### Task requirements
Only lines that contain the word "Salad" are to be returned from the data below.

### Available data
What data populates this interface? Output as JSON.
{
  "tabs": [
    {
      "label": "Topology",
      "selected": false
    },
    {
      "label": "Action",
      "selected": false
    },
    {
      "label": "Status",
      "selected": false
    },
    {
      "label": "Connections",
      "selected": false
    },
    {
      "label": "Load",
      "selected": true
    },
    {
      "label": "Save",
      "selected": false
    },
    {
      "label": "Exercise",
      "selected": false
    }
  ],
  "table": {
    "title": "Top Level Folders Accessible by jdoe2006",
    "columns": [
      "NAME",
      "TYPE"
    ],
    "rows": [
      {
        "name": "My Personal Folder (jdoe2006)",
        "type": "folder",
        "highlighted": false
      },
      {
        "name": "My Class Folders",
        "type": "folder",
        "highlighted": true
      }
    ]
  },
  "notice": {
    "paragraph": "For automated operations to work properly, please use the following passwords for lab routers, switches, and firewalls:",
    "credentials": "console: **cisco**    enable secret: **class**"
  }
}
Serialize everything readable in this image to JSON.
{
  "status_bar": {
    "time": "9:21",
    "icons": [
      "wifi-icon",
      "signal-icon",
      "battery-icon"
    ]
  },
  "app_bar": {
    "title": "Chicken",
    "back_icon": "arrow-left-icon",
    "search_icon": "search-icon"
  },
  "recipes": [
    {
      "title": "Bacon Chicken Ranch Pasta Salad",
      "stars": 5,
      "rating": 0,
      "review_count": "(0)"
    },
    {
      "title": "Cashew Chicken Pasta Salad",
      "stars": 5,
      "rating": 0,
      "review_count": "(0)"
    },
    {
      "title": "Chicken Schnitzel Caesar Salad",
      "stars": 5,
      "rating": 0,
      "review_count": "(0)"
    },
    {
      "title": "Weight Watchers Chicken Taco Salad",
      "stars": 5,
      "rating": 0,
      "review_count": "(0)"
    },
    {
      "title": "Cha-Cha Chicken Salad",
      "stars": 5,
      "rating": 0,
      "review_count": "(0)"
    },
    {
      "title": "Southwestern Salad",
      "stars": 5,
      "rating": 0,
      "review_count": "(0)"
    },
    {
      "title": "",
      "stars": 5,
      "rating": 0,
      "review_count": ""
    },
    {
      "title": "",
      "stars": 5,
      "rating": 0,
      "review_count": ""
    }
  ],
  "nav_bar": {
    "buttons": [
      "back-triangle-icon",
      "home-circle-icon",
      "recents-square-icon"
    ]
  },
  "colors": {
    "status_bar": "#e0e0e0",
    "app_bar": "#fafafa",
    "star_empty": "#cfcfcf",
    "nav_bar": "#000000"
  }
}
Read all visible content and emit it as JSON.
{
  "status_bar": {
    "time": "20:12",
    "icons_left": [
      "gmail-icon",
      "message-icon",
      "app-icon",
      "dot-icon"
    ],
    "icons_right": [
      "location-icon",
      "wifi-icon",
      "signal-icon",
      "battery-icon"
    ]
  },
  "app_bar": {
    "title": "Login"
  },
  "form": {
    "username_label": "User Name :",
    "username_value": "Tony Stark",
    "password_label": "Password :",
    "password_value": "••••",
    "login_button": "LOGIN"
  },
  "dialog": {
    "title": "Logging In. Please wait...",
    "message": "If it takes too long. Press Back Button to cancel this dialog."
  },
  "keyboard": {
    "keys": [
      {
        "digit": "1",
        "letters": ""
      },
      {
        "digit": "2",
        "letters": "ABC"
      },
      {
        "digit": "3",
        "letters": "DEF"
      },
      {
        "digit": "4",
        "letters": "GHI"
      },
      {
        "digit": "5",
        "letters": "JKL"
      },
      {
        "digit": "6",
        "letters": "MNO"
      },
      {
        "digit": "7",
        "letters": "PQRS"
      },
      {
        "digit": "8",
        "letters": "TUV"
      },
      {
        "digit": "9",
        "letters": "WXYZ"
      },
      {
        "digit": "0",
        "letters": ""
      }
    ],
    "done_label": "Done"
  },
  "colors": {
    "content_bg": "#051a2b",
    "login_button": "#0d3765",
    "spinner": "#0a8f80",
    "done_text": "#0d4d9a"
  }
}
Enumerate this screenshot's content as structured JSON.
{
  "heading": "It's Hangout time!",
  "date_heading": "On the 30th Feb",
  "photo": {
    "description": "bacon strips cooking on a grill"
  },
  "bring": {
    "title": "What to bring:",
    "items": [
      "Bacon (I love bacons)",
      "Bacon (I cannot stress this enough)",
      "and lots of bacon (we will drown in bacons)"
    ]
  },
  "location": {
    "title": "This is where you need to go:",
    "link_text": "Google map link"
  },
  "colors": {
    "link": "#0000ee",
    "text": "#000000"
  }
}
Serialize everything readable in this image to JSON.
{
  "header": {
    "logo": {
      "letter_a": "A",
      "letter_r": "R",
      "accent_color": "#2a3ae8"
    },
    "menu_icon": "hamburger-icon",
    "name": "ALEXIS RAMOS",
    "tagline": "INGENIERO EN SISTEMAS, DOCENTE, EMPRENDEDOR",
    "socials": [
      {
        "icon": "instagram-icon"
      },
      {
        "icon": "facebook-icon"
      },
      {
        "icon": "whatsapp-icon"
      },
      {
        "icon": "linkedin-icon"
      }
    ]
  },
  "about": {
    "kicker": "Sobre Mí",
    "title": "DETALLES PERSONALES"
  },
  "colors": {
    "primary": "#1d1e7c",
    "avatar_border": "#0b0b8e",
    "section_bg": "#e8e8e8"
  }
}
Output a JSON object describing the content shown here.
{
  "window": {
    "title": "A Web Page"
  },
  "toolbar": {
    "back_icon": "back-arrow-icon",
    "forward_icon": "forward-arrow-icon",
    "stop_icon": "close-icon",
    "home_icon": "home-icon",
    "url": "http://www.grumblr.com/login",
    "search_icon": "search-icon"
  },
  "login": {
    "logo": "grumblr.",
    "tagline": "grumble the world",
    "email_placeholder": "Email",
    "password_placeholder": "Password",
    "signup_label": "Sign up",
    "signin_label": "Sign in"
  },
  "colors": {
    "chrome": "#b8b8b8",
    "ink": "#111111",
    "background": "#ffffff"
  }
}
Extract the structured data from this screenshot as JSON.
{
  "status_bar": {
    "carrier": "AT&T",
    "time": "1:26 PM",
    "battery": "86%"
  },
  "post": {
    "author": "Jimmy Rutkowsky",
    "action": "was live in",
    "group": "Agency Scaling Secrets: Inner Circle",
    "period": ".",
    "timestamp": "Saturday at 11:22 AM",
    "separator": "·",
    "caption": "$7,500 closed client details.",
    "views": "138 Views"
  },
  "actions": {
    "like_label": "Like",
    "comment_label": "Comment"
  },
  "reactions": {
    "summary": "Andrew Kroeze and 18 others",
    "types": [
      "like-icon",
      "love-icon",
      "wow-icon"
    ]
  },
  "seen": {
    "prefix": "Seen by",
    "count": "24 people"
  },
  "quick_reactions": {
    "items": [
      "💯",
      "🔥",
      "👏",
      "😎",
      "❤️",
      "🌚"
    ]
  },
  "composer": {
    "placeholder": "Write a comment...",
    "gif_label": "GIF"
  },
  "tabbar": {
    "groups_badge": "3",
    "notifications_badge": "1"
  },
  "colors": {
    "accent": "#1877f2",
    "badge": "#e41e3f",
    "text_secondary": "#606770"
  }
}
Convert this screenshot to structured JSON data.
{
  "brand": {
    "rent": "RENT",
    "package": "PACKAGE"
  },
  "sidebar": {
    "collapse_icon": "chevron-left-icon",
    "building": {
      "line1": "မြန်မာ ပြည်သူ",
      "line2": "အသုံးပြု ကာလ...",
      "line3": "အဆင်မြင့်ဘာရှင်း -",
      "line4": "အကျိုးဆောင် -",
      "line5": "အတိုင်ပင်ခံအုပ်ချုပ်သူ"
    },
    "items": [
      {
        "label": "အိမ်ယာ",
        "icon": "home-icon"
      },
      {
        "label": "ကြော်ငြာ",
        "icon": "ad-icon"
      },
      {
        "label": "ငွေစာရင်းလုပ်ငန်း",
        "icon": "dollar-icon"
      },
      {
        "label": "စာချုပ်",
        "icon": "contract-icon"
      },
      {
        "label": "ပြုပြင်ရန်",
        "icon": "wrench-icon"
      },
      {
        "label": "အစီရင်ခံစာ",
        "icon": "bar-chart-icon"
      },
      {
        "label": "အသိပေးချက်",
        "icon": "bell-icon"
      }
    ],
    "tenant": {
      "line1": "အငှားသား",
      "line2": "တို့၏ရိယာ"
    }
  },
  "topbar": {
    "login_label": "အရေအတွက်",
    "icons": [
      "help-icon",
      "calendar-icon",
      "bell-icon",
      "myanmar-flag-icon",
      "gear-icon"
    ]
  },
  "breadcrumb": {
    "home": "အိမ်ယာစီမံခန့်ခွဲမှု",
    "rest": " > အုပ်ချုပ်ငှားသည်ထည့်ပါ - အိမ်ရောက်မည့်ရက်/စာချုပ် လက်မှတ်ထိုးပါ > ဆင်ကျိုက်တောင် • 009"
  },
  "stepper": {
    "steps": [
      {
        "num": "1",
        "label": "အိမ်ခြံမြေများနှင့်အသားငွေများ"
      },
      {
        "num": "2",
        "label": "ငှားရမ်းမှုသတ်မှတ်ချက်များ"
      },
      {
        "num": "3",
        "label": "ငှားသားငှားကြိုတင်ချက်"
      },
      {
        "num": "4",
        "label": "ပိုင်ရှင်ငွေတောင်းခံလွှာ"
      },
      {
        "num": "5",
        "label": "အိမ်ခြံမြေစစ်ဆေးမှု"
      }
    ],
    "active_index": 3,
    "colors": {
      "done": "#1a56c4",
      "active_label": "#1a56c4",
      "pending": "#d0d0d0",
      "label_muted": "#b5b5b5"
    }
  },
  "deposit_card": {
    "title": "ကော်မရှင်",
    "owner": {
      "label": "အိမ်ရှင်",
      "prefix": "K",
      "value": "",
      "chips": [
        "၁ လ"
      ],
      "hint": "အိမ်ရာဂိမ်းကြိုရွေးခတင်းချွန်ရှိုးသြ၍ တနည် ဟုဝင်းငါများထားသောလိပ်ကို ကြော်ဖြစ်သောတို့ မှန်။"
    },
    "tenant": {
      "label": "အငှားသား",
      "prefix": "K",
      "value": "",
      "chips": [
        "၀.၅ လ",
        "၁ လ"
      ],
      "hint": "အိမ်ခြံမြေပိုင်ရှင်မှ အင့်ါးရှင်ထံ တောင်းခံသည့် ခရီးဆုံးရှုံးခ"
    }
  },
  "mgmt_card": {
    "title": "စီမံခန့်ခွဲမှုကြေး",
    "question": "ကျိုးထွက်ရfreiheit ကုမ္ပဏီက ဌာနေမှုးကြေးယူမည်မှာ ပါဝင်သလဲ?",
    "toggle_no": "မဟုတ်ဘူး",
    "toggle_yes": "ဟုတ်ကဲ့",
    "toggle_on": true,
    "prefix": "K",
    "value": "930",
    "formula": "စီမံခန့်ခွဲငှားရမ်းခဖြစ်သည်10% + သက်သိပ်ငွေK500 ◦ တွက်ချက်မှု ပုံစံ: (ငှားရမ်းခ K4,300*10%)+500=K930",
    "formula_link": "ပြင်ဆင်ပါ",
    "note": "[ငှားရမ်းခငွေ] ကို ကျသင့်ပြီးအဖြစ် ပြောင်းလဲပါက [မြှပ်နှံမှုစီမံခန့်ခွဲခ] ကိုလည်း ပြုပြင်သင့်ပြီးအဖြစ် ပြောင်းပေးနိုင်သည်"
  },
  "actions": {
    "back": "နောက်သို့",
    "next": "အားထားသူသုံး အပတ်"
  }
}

### Solved exercise
      "title": "Bacon Chicken Ranch Pasta Salad",
      "title": "Cashew Chicken Pasta Salad",
      "title": "Chicken Schnitzel Caesar Salad",
      "title": "Weight Watchers Chicken Taco Salad",
      "title": "Cha-Cha Chicken Salad",
      "title": "Southwestern Salad",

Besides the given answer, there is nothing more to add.